■ **WHAT YOU WILL DO**:
Exactly as given, write out all the entries again.
DATA TO EXAMINE section start
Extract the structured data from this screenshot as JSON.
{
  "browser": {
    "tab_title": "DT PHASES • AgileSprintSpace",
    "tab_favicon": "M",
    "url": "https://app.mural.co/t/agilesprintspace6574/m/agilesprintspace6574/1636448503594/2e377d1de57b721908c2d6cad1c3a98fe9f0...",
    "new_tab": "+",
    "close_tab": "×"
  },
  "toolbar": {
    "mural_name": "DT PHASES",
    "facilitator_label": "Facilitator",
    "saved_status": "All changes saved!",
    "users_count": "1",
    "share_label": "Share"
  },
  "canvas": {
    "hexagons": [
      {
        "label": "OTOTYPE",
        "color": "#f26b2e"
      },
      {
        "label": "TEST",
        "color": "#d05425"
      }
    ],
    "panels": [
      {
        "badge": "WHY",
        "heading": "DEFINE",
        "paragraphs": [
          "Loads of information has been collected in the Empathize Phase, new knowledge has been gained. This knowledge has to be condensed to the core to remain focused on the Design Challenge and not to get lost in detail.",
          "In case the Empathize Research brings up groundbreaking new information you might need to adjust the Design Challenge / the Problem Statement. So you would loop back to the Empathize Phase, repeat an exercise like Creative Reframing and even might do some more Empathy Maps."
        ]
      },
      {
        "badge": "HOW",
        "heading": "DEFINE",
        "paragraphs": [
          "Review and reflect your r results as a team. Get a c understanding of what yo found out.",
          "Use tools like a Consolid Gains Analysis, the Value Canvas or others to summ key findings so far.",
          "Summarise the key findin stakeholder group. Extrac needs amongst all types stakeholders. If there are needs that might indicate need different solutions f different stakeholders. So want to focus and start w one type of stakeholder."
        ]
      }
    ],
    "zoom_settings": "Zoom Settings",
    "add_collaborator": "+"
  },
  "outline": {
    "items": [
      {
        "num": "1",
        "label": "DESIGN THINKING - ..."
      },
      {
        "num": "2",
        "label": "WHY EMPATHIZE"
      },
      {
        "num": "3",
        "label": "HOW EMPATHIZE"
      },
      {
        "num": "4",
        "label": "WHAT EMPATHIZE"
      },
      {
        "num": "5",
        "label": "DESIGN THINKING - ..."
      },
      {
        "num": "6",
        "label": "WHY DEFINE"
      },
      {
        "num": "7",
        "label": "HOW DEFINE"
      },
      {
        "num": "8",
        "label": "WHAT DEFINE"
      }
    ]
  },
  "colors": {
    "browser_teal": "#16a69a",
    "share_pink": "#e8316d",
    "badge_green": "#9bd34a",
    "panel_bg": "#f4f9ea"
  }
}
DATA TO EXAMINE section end
■ **RESPONSE TO THIS EXERCISE**:
Extract the structured data from this screenshot as JSON.
{
  "browser": {
    "tab_title": "DT PHASES • AgileSprintSpace",
    "tab_favicon": "M",
    "url": "https://app.mural.co/t/agilesprintspace6574/m/agilesprintspace6574/1636448503594/2e377d1de57b721908c2d6cad1c3a98fe9f0...",
    "new_tab": "+",
    "close_tab": "×"
  },
  "toolbar": {
    "mural_name": "DT PHASES",
    "facilitator_label": "Facilitator",
    "saved_status": "All changes saved!",
    "users_count": "1",
    "share_label": "Share"
  },
  "canvas": {
    "hexagons": [
      {
        "label": "OTOTYPE",
        "color": "#f26b2e"
      },
      {
        "label": "TEST",
        "color": "#d05425"
      }
    ],
    "panels": [
      {
        "badge": "WHY",
        "heading": "DEFINE",
        "paragraphs": [
          "Loads of information has been collected in the Empathize Phase, new knowledge has been gained. This knowledge has to be condensed to the core to remain focused on the Design Challenge and not to get lost in detail.",
          "In case the Empathize Research brings up groundbreaking new information you might need to adjust the Design Challenge / the Problem Statement. So you would loop back to the Empathize Phase, repeat an exercise like Creative Reframing and even might do some more Empathy Maps."
        ]
      },
      {
        "badge": "HOW",
        "heading": "DEFINE",
        "paragraphs": [
          "Review and reflect your r results as a team. Get a c understanding of what yo found out.",
          "Use tools like a Consolid Gains Analysis, the Value Canvas or others to summ key findings so far.",
          "Summarise the key findin stakeholder group. Extrac needs amongst all types stakeholders. If there are needs that might indicate need different solutions f different stakeholders. So want to focus and start w one type of stakeholder."
        ]
      }
    ],
    "zoom_settings": "Zoom Settings",
    "add_collaborator": "+"
  },
  "outline": {
    "items": [
      {
        "num": "1",
        "label": "DESIGN THINKING - ..."
      },
      {
        "num": "2",
        "label": "WHY EMPATHIZE"
      },
      {
        "num": "3",
        "label": "HOW EMPATHIZE"
      },
      {
        "num": "4",
        "label": "WHAT EMPATHIZE"
      },
      {
        "num": "5",
        "label": "DESIGN THINKING - ..."
      },
      {
        "num": "6",
        "label": "WHY DEFINE"
      },
      {
        "num": "7",
        "label": "HOW DEFINE"
      },
      {
        "num": "8",
        "label": "WHAT DEFINE"
      }
    ]
  },
  "colors": {
    "browser_teal": "#16a69a",
    "share_pink": "#e8316d",
    "badge_green": "#9bd34a",
    "panel_bg": "#f4f9ea"
  }
}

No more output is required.